The most recent change I made to the algorithim was to use the information obtained from a counter that gets incremented everytime a new node is inserted, thereby giving the total number of nodes in the binary search tree. This practice of having available such a feature may or may not be an optimal solution as it could be costly in the context of a large scale architecture. Believing that, I didnâ€™t want to do it that way. I instead wanted to only rely on using the information provided by the nodes themselves rather than installing a new member `numberOfNodes` onto the `BinarySearchTree` class, which is the implemention of the binary search tree thatâ€™s operated on.

One issue with this algorithm (and why it doesnâ€™t work) is that previous parent nodes are not getting re-traversed, because they are not being tracked in some sort of collection. One idea Iâ€™m currently implementing is using a collection (which has already been implemented with the addition of traversed nodes to the `allNodes` array) and computing offsets to jump back up to previous parent nodes.

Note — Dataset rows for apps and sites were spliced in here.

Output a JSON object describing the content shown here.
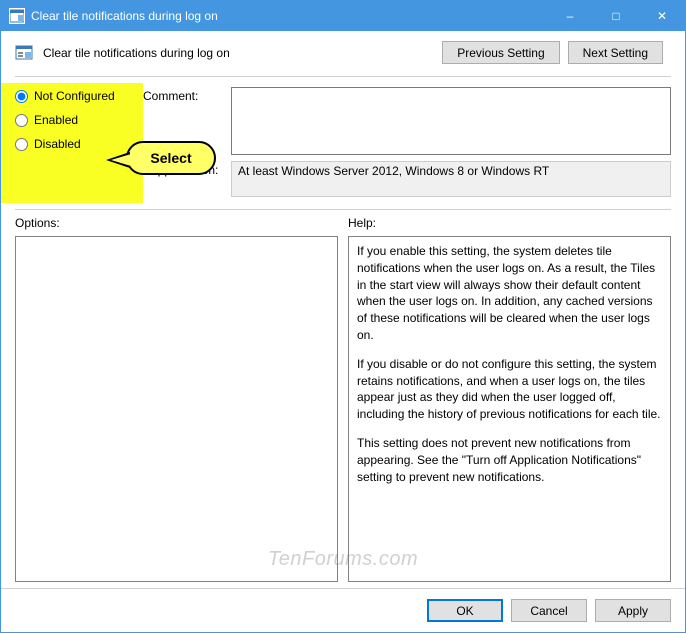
{
  "window": {
    "title": "Clear tile notifications during log on"
  },
  "header": {
    "policy_name": "Clear tile notifications during log on",
    "prev_btn": "Previous Setting",
    "next_btn": "Next Setting"
  },
  "state": {
    "options": {
      "not_configured": "Not Configured",
      "enabled": "Enabled",
      "disabled": "Disabled"
    },
    "selected": "not_configured"
  },
  "labels": {
    "comment": "Comment:",
    "supported": "Supported on:",
    "options": "Options:",
    "help": "Help:"
  },
  "fields": {
    "comment": "",
    "supported": "At least Windows Server 2012, Windows 8 or Windows RT"
  },
  "help": {
    "p1": "If you enable this setting, the system deletes tile notifications when the user logs on. As a result, the Tiles in the start view will always show their default content when the user logs on. In addition, any cached versions of these notifications will be cleared when the user logs on.",
    "p2": "If you disable or do not configure this setting, the system retains notifications, and when a user logs on, the tiles appear just as they did when the user logged off, including the history of previous notifications for each tile.",
    "p3": "This setting does not prevent new notifications from appearing. See the \"Turn off Application Notifications\" setting to prevent new notifications."
  },
  "footer": {
    "ok": "OK",
    "cancel": "Cancel",
    "apply": "Apply"
  },
  "annotation": {
    "callout": "Select"
  },
  "watermark": "TenForums.com"
}
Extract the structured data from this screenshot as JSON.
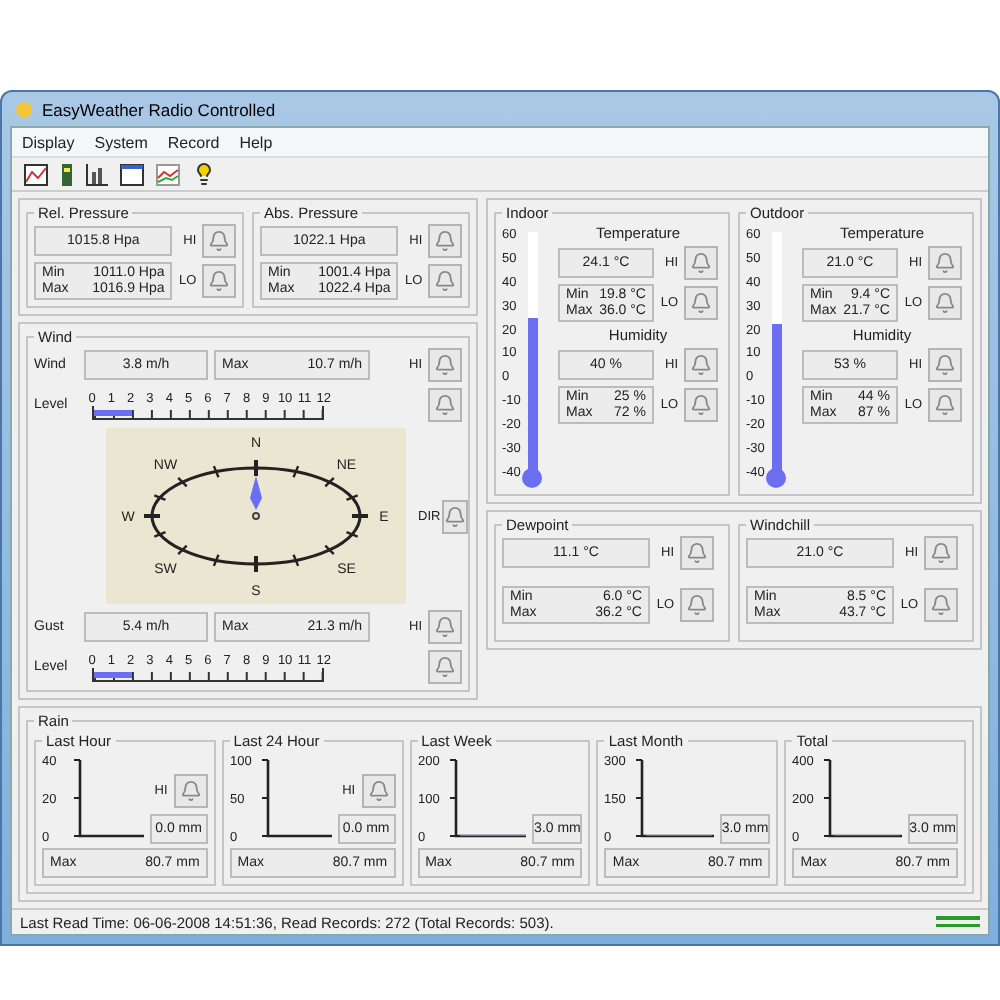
{
  "window": {
    "title": "EasyWeather Radio Controlled"
  },
  "menu": [
    {
      "label": "Display"
    },
    {
      "label": "System"
    },
    {
      "label": "Record"
    },
    {
      "label": "Help"
    }
  ],
  "pressure": [
    {
      "title": "Rel. Pressure",
      "value": "1015.8 Hpa",
      "hi": "HI",
      "lo": "LO",
      "min_label": "Min",
      "min": "1011.0 Hpa",
      "max_label": "Max",
      "max": "1016.9 Hpa"
    },
    {
      "title": "Abs. Pressure",
      "value": "1022.1 Hpa",
      "hi": "HI",
      "lo": "LO",
      "min_label": "Min",
      "min": "1001.4 Hpa",
      "max_label": "Max",
      "max": "1022.4 Hpa"
    }
  ],
  "wind": {
    "title": "Wind",
    "readings": [
      {
        "label": "Wind",
        "value": "3.8 m/h",
        "max_label": "Max",
        "max": "10.7 m/h",
        "hi": "HI",
        "level_label": "Level",
        "scale": [
          "0",
          "1",
          "2",
          "3",
          "4",
          "5",
          "6",
          "7",
          "8",
          "9",
          "10",
          "11",
          "12"
        ],
        "level": 0.1667
      },
      {
        "label": "Gust",
        "value": "5.4 m/h",
        "max_label": "Max",
        "max": "21.3 m/h",
        "hi": "HI",
        "level_label": "Level",
        "scale": [
          "0",
          "1",
          "2",
          "3",
          "4",
          "5",
          "6",
          "7",
          "8",
          "9",
          "10",
          "11",
          "12"
        ],
        "level": 0.1667
      }
    ],
    "compass": {
      "points": [
        "N",
        "NE",
        "E",
        "SE",
        "S",
        "SW",
        "W",
        "NW"
      ],
      "dir": "DIR"
    }
  },
  "climate": [
    {
      "title": "Indoor",
      "scale": [
        "60",
        "50",
        "40",
        "30",
        "20",
        "10",
        "0",
        "-10",
        "-20",
        "-30",
        "-40"
      ],
      "level": 0.64,
      "temperature": {
        "label": "Temperature",
        "value": "24.1 °C",
        "hi": "HI",
        "lo": "LO",
        "min_label": "Min",
        "min": "19.8 °C",
        "max_label": "Max",
        "max": "36.0 °C"
      },
      "humidity": {
        "label": "Humidity",
        "value": "40 %",
        "hi": "HI",
        "lo": "LO",
        "min_label": "Min",
        "min": "25 %",
        "max_label": "Max",
        "max": "72 %"
      }
    },
    {
      "title": "Outdoor",
      "scale": [
        "60",
        "50",
        "40",
        "30",
        "20",
        "10",
        "0",
        "-10",
        "-20",
        "-30",
        "-40"
      ],
      "level": 0.61,
      "temperature": {
        "label": "Temperature",
        "value": "21.0 °C",
        "hi": "HI",
        "lo": "LO",
        "min_label": "Min",
        "min": "9.4 °C",
        "max_label": "Max",
        "max": "21.7 °C"
      },
      "humidity": {
        "label": "Humidity",
        "value": "53 %",
        "hi": "HI",
        "lo": "LO",
        "min_label": "Min",
        "min": "44 %",
        "max_label": "Max",
        "max": "87 %"
      }
    }
  ],
  "derived": [
    {
      "title": "Dewpoint",
      "value": "11.1 °C",
      "hi": "HI",
      "lo": "LO",
      "min_label": "Min",
      "min": "6.0 °C",
      "max_label": "Max",
      "max": "36.2 °C"
    },
    {
      "title": "Windchill",
      "value": "21.0 °C",
      "hi": "HI",
      "lo": "LO",
      "min_label": "Min",
      "min": "8.5 °C",
      "max_label": "Max",
      "max": "43.7 °C"
    }
  ],
  "rain": {
    "title": "Rain",
    "panels": [
      {
        "title": "Last Hour",
        "hi": "HI",
        "value": "0.0 mm",
        "max_label": "Max",
        "max": "80.7 mm",
        "chart_data": {
          "type": "bar",
          "ylim": [
            0,
            40
          ],
          "yticks": [
            0,
            20,
            40
          ],
          "values": [
            0
          ]
        }
      },
      {
        "title": "Last 24 Hour",
        "hi": "HI",
        "value": "0.0 mm",
        "max_label": "Max",
        "max": "80.7 mm",
        "chart_data": {
          "type": "bar",
          "ylim": [
            0,
            100
          ],
          "yticks": [
            0,
            50,
            100
          ],
          "values": [
            0
          ]
        }
      },
      {
        "title": "Last Week",
        "value": "3.0 mm",
        "max_label": "Max",
        "max": "80.7 mm",
        "chart_data": {
          "type": "bar",
          "ylim": [
            0,
            200
          ],
          "yticks": [
            0,
            100,
            200
          ],
          "values": [
            3
          ]
        }
      },
      {
        "title": "Last Month",
        "value": "3.0 mm",
        "max_label": "Max",
        "max": "80.7 mm",
        "chart_data": {
          "type": "bar",
          "ylim": [
            0,
            300
          ],
          "yticks": [
            0,
            150,
            300
          ],
          "values": [
            3
          ]
        }
      },
      {
        "title": "Total",
        "value": "3.0 mm",
        "max_label": "Max",
        "max": "80.7 mm",
        "chart_data": {
          "type": "bar",
          "ylim": [
            0,
            400
          ],
          "yticks": [
            0,
            200,
            400
          ],
          "values": [
            3
          ]
        }
      }
    ]
  },
  "status_bar": {
    "text": "Last Read Time: 06-06-2008 14:51:36, Read Records: 272 (Total Records: 503)."
  }
}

Sometimes it feels like Iâ€™m over-engineering the solution and that thereâ€™s a simple solution that involves some knowledge that I donâ€™t have.

# Still questing for the answer

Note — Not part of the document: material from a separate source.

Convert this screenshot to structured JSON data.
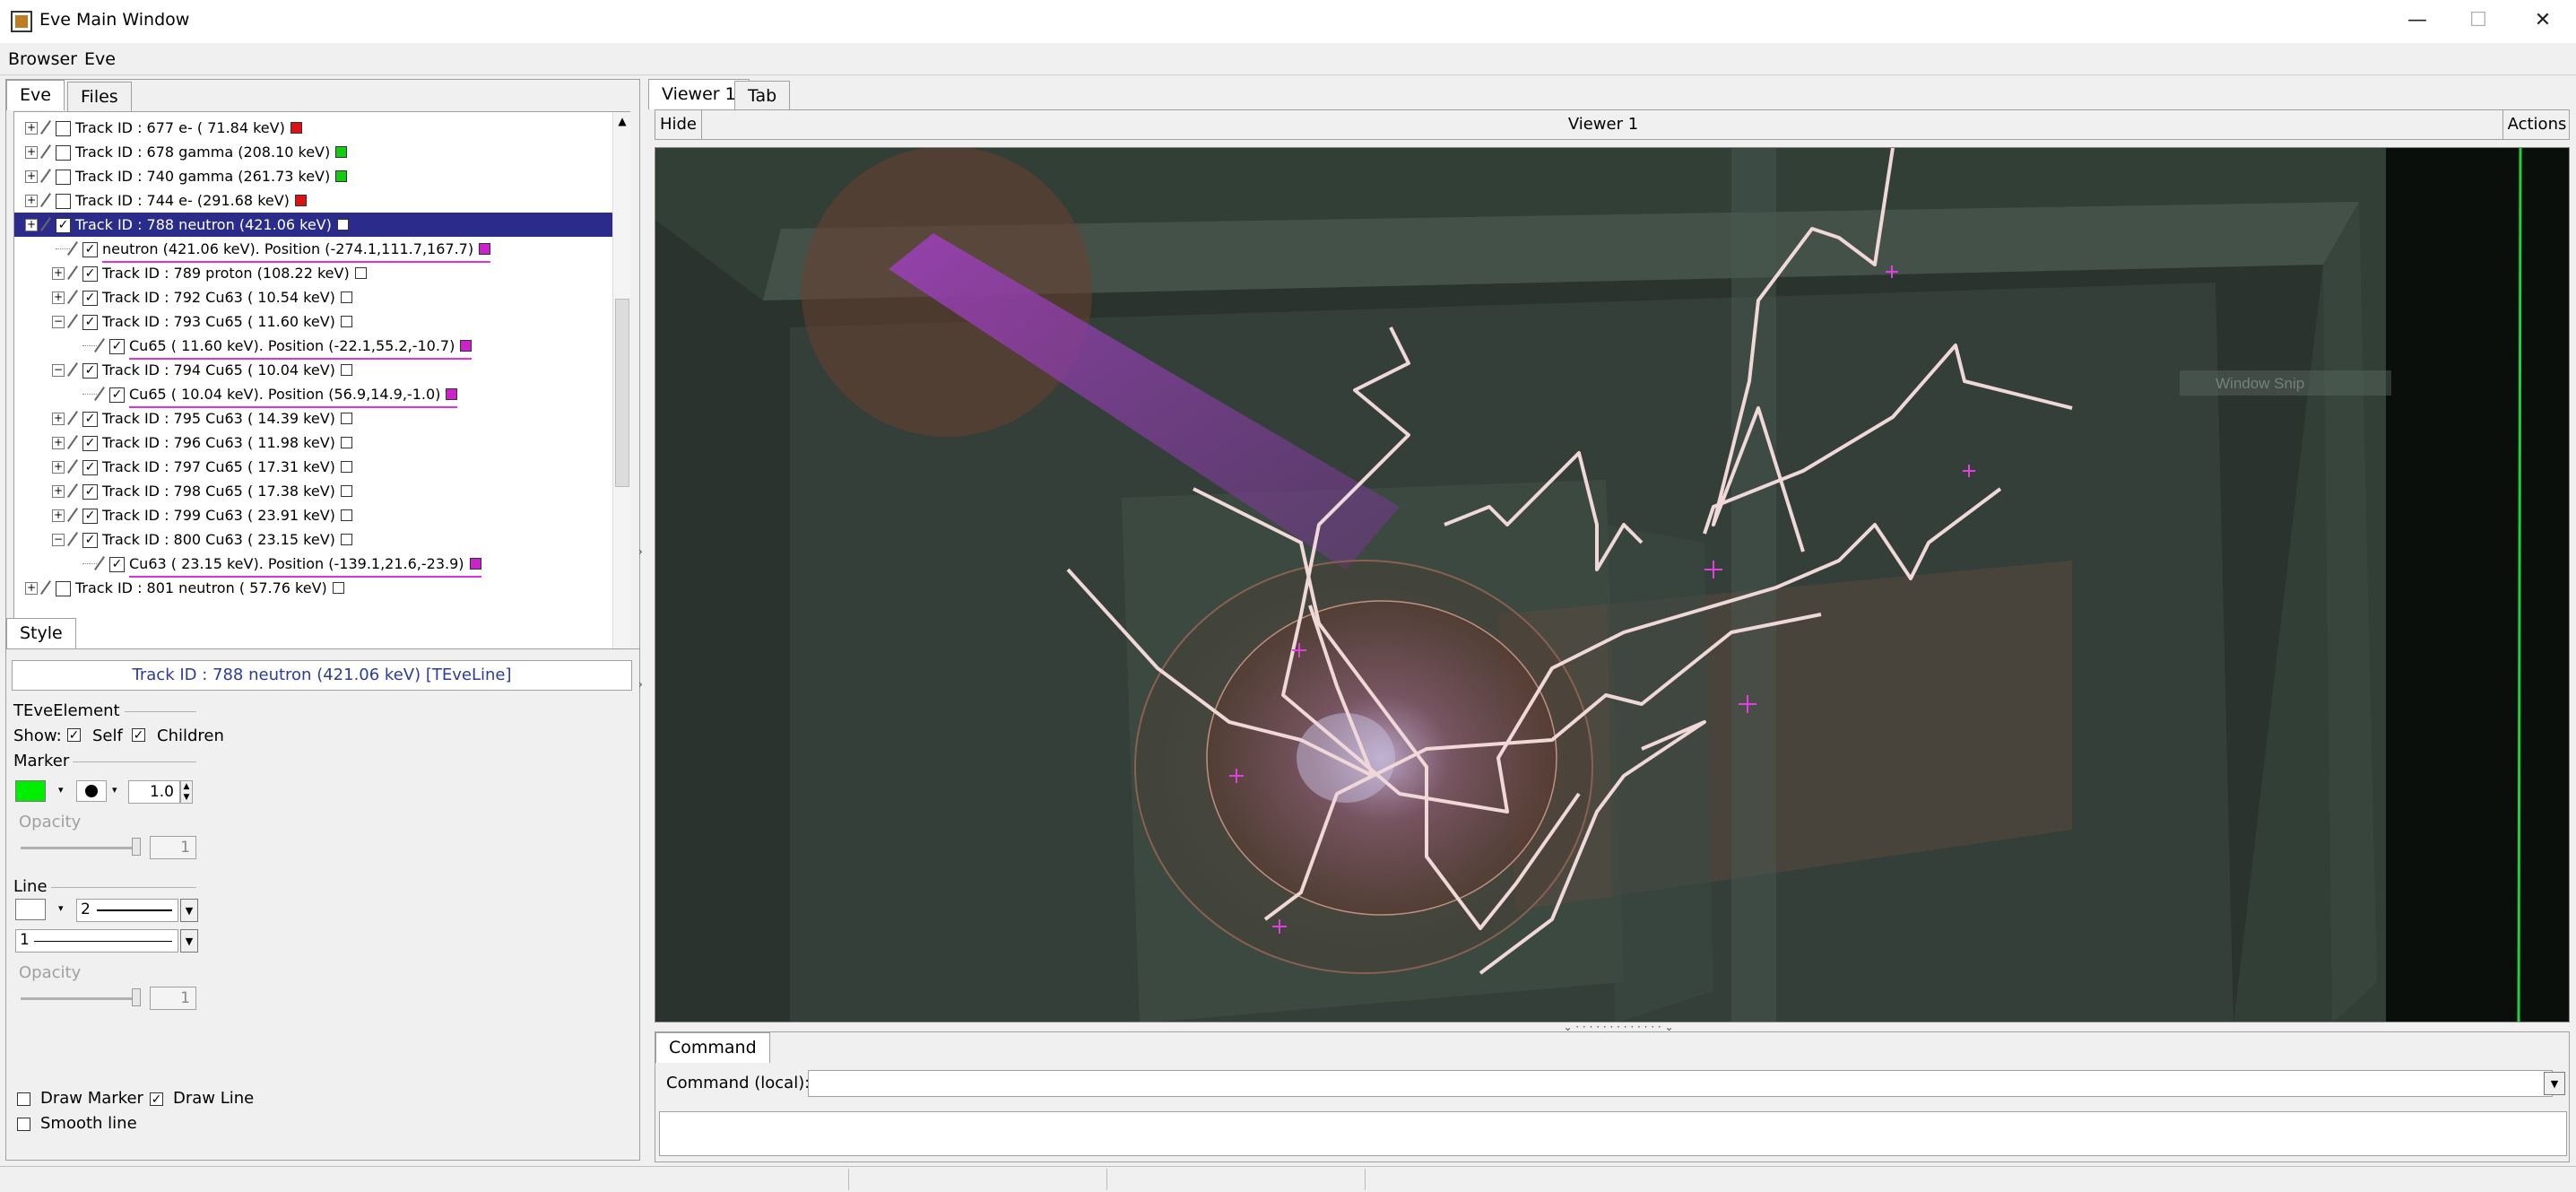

Iâ€™ve spent two months trying to solve this problem, mostly because of other things vying for my attention and time. During the course of these two months, though, I did try to come up with solutions while I wasnâ€™t in front of the code. I even developed somewhat of a fascination or obsession with binary search trees.

I am tempted, at times, to look up the answer to inverting a binary search tree. But maybe I like being teased, enthralled by the longing for the divine knowledge of this advanced concept. I can see this sort of thing turning into a labor of love.

September 18, 2017